▶ _WHAT NEEDS TO BE DONE_
Only the lines containing "JSON" should appear in the answer, copied from the listing below.

▶ _STUDY MATERIAL_
------------------------------------------------
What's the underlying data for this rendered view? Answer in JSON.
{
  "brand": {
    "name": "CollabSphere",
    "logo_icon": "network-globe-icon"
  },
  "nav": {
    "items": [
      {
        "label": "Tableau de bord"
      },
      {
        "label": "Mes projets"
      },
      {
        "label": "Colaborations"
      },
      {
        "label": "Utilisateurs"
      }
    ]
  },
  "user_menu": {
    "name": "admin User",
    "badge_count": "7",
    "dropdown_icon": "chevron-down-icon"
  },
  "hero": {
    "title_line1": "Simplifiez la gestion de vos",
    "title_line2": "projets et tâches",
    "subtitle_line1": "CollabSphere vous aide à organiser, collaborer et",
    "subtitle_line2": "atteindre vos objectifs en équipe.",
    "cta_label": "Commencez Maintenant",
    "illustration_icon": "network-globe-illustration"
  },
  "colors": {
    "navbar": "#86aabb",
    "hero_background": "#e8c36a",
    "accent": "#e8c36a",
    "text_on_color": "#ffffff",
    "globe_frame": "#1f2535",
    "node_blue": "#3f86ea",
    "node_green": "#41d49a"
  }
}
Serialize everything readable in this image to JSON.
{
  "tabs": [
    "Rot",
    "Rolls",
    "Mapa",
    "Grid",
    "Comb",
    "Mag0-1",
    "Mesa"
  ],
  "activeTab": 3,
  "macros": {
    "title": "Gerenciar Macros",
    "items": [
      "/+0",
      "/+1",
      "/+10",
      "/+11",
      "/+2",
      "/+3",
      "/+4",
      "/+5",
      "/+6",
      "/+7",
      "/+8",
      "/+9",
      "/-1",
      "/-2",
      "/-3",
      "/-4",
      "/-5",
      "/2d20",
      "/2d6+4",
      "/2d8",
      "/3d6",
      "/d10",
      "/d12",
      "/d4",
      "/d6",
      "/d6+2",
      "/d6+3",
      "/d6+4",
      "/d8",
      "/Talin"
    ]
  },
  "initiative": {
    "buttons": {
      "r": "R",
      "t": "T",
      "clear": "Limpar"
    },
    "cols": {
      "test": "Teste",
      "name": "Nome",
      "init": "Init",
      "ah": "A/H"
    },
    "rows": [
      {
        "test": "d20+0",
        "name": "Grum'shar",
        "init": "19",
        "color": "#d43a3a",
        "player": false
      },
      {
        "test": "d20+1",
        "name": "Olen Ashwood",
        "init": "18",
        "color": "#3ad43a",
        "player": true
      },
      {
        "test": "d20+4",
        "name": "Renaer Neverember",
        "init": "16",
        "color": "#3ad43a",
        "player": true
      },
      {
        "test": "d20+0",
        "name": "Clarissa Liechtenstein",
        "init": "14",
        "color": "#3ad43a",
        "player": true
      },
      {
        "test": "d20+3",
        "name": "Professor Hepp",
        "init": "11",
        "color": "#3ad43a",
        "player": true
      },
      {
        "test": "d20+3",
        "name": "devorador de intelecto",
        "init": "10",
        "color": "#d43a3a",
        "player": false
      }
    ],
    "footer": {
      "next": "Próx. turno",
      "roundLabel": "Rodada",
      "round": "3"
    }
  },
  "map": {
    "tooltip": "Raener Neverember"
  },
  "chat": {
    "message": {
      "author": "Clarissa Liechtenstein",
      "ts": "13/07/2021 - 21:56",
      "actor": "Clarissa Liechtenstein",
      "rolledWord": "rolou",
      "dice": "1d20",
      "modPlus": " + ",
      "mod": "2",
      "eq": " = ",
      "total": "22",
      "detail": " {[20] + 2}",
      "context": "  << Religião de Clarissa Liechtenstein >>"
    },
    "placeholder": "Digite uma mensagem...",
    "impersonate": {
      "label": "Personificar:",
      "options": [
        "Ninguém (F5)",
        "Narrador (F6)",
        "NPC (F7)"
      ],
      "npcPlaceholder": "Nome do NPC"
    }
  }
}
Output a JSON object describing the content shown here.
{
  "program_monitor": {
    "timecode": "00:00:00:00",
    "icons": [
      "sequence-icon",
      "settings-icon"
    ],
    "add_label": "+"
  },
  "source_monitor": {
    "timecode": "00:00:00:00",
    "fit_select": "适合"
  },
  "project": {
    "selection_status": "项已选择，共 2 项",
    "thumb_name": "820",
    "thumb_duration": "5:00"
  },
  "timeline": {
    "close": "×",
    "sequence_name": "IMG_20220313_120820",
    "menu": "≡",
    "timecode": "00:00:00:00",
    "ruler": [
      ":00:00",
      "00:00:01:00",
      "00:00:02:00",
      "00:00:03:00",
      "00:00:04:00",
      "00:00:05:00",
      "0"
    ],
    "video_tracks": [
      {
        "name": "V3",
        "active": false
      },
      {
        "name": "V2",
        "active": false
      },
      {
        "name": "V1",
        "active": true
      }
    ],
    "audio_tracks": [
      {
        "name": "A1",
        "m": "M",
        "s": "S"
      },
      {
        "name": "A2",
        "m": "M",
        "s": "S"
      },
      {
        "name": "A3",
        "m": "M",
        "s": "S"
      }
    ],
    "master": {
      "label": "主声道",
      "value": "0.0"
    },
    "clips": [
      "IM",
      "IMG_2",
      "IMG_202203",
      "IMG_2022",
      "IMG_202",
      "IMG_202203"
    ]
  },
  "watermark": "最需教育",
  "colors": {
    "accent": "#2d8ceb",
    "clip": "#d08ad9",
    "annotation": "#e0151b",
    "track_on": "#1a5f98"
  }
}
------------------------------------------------
▶ _YOUR SOLUTION_
What's the underlying data for this rendered view? Answer in JSON.
Serialize everything readable in this image to JSON.
Output a JSON object describing the content shown here.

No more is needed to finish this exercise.